81 From January 15 to April 1, 2007 foreigners could only constitute 40 percent of market workers. “Russian government decree of November 15, 2006, on the establishment of a quota of foreign workers allowed to be involved in retail sales on the territory of Russian Federation in 2007 (No. 683, Moscow),” (Postanovlenie Pravitelstva Rossiiskoi Federatsii ot 15 noiabria 2006 g. N. 683 g. Moskva ob ustanovlenii na 2007 god dopustimoi doli inostrannykh rabotnikov ispolzuemykh khoziaistuiuschimi sub”ektami osuschestvliaiuchimi deiatelnost v sfere roznichnoi torgovli na territorii Rossiiskoi Federatsii), Rossiiskaya Gazeta, November 16, 2006.

82 “Foreigners in Russia are forbidden to sell at markets.”

83 “Russia begins inspections of markets and migrants,” (Rossiya nachinaet proverku rynkov i migrantov),” BBC, January 15, 2007, (accessed August 1, 2007).

84 Decree of the President No. 637 of June 22, 2006 “On Measures to provide assistance to voluntary resettlement into the Russian Federation of compatriots living abroad.”

85 “Speech to the Federation Council,” May 10, 2006, President of Russia website, (accessed August 7, 2007).

86 Prices for some foods increased, sometimes as much as by 200 percent.

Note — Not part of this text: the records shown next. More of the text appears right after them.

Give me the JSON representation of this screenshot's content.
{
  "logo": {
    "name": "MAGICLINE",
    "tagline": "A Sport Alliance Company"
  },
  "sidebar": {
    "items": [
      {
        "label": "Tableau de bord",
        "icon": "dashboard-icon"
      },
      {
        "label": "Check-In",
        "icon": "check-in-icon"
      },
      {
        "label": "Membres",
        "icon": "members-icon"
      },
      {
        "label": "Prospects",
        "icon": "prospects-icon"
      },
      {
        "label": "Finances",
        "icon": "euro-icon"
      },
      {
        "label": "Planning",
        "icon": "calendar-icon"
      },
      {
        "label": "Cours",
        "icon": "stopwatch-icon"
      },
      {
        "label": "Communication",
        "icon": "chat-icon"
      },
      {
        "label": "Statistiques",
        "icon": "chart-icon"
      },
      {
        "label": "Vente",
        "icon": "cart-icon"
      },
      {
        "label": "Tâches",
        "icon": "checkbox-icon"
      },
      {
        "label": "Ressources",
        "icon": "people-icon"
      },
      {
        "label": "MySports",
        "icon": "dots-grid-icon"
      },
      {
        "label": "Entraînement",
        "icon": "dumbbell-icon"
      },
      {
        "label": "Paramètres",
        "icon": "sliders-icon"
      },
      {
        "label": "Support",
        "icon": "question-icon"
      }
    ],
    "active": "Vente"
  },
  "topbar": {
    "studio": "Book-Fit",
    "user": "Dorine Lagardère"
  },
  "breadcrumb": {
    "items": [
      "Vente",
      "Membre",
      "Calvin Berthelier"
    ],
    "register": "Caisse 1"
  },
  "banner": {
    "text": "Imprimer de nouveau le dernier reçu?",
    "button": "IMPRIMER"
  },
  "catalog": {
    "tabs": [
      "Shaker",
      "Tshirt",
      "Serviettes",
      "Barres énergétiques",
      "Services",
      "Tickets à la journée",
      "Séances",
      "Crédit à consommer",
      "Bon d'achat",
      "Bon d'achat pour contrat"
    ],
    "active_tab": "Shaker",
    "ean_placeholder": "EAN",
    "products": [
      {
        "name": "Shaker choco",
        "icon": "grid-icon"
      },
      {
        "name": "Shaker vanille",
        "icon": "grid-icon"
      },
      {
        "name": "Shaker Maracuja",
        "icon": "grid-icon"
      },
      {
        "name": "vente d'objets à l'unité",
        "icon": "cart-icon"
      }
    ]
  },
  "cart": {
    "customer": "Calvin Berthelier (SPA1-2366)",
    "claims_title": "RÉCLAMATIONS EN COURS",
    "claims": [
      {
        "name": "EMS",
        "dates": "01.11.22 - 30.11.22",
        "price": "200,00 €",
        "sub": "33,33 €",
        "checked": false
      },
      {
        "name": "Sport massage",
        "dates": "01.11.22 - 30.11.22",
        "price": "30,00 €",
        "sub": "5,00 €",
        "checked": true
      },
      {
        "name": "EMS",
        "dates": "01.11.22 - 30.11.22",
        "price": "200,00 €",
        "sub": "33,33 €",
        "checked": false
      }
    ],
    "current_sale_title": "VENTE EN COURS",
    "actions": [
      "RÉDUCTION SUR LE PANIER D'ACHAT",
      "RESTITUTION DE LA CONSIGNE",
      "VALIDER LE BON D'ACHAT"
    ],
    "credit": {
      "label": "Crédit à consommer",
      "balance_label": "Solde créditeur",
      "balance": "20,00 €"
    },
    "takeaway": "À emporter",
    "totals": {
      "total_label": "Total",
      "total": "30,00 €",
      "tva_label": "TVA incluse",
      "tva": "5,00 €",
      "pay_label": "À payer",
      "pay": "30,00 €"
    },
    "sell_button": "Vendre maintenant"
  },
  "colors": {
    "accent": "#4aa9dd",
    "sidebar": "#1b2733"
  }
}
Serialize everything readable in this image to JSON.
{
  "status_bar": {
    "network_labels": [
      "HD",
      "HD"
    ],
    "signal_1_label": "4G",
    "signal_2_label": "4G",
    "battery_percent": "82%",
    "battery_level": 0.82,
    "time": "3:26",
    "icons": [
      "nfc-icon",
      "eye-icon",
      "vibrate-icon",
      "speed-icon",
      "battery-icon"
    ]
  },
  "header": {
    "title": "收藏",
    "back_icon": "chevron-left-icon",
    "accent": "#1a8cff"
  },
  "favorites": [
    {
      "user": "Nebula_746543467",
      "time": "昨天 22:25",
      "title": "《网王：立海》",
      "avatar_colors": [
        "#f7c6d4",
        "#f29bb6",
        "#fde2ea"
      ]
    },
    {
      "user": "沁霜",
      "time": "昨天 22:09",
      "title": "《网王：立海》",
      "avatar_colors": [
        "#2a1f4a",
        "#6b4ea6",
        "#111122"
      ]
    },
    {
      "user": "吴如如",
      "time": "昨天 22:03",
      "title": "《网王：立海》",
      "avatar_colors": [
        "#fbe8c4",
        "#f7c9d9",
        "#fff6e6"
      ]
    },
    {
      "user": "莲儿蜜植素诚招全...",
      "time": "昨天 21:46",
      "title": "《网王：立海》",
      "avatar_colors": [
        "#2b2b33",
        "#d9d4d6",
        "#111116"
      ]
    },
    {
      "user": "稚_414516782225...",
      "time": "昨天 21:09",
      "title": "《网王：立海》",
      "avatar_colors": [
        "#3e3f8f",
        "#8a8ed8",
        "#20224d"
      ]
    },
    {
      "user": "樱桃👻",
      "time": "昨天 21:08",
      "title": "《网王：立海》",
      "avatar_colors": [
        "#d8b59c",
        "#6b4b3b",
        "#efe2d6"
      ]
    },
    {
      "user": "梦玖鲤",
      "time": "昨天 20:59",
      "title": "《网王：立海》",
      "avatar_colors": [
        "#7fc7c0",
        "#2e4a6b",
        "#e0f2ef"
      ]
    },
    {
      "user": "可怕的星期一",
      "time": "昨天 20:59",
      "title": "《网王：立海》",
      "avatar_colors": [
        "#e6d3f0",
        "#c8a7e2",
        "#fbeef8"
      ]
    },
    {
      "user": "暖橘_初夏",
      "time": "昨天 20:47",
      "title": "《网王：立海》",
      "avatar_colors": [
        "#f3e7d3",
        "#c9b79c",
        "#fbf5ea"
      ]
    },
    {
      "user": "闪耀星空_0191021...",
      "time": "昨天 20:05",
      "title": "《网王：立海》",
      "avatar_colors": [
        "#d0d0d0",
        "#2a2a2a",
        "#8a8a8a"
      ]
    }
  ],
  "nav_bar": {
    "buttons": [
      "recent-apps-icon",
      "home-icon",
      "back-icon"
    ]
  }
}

Tai Adelaja, “Markets Bear the Brunt of New Immigration Policies,” The St. Petersburg Times, February 6, 2007, (accessed May 10, 2007).

87 Tai Adelaja and Daan van der Schriek, “Markets Unable to Find Vendors,” The Moscow Times, April 9, 2007, available at: (accessed April 9, 2007). The Association of Russian Peasant (Private) Farms and Agricultural Cooperatives (AKKOR) said the idea of filling the empty stalls with “native farmers” is absurd. Lyudmila Butuzova, “Russia Cracks Down on Illegal Labor Migration,” Moscow News, December 1, 2006, (accessed April 24, 2007).

88 Adelaja and van der Schriek, “Markets Unable to Find Vendors.”

89 “Russia Home to Some 10m Illegal Migrants- Federal Migration Service,” Interfax news agency, May 25, 2007, as quoted in BBC Monitoring Former Soviet Union, in English.

90 Human Rights Watch interview with Svetlana Gannushkina, head of Grazhdanskoe Sodestvie, Moscow, July 31, 2007.